NASA Friday postponed the crucial launch pad test-firing of Discovery's three main engines another three days when an attempt to fuel the space shuttle ran into problems with equipment not used since the Challenger disaster.
The postponement from Monday to Thursday was the third delay of the test in a week, and could put off the first post-Challenger shuttle flight - already delayed until late September - until October, officials said.Preparations for loading 500,000 gallons of liquid hydrogen and liquid oxygen into Discovery's fuel tank began Thursday night, but the launch team quickly had trouble with sensors and an oxygen pump.
Technicians resolved those problems but a leak in a hydrogen line and another balky oxygen pump finally forced a postponement early Friday.

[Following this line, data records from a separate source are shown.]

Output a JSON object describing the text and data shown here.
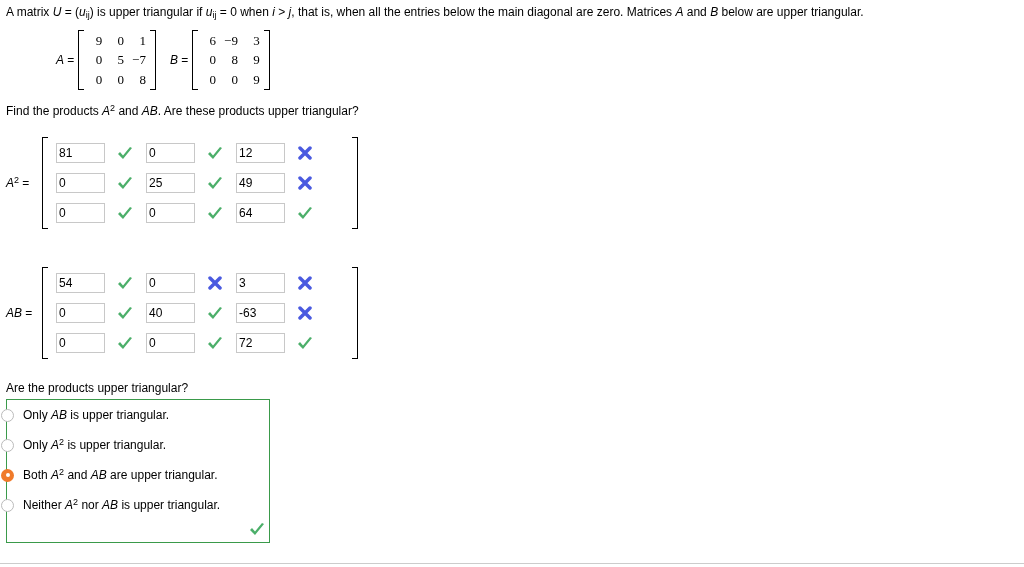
{
  "intro": "A matrix *U* = (*u*$_{ij}$) is upper triangular if *u*$_{ij}$ = 0 when *i* > *j*, that is, when all the entries below the main diagonal are zero. Matrices *A* and *B* below are upper triangular.",
  "given": [
    {
      "label": "*A* =",
      "rows": [
        [
          "9",
          "0",
          "1"
        ],
        [
          "0",
          "5",
          "−7"
        ],
        [
          "0",
          "0",
          "8"
        ]
      ]
    },
    {
      "label": "*B* =",
      "rows": [
        [
          "6",
          "−9",
          "3"
        ],
        [
          "0",
          "8",
          "9"
        ],
        [
          "0",
          "0",
          "9"
        ]
      ]
    }
  ],
  "prompt": "Find the products *A*$^{2}$ and *AB*. Are these products upper triangular?",
  "answers": [
    {
      "label": "*A*$^{2}$ =",
      "rows": [
        [
          {
            "value": "81",
            "correct": true
          },
          {
            "value": "0",
            "correct": true
          },
          {
            "value": "12",
            "correct": false
          }
        ],
        [
          {
            "value": "0",
            "correct": true
          },
          {
            "value": "25",
            "correct": true
          },
          {
            "value": "49",
            "correct": false
          }
        ],
        [
          {
            "value": "0",
            "correct": true
          },
          {
            "value": "0",
            "correct": true
          },
          {
            "value": "64",
            "correct": true
          }
        ]
      ]
    },
    {
      "label": "*AB* =",
      "rows": [
        [
          {
            "value": "54",
            "correct": true
          },
          {
            "value": "0",
            "correct": false
          },
          {
            "value": "3",
            "correct": false
          }
        ],
        [
          {
            "value": "0",
            "correct": true
          },
          {
            "value": "40",
            "correct": true
          },
          {
            "value": "-63",
            "correct": false
          }
        ],
        [
          {
            "value": "0",
            "correct": true
          },
          {
            "value": "0",
            "correct": true
          },
          {
            "value": "72",
            "correct": true
          }
        ]
      ]
    }
  ],
  "question": "Are the products upper triangular?",
  "options": [
    {
      "label": "Only *AB* is upper triangular.",
      "selected": false
    },
    {
      "label": "Only *A*$^{2}$ is upper triangular.",
      "selected": false
    },
    {
      "label": "Both *A*$^{2}$ and *AB* are upper triangular.",
      "selected": true
    },
    {
      "label": "Neither *A*$^{2}$ nor *AB* is upper triangular.",
      "selected": false
    }
  ],
  "question_correct": true
}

The test will be postponed a minimum of 72 hours, with the launch team hoping to resume the first phase of the countdown Sunday night for the test-firing at 7:30 a.m. Thursday, said NASA spokesman George Diller.
It was the first time a shuttle had been fueled on launch pad 39B since the Challenger exploded shortly after liftoff Jan. 28, 1986, killing its crew of seven.
The first part of the countdown was to have ended this morning with a simulated problem and postponement just 10 seconds before a mock liftoff. The launch team then was to have emptied the fuel tank, started a new countdown and refilled the tank, targeting the test-firing for Monday.
The latest shuttle difficulty came a day after engineers came up with a solution for a major problem. They recommended that cutting a hole through Discovery's cargo bay would be the quickest and best way to reach and fix a small gas leak in an engine compartment without removing the vehicle from the pad.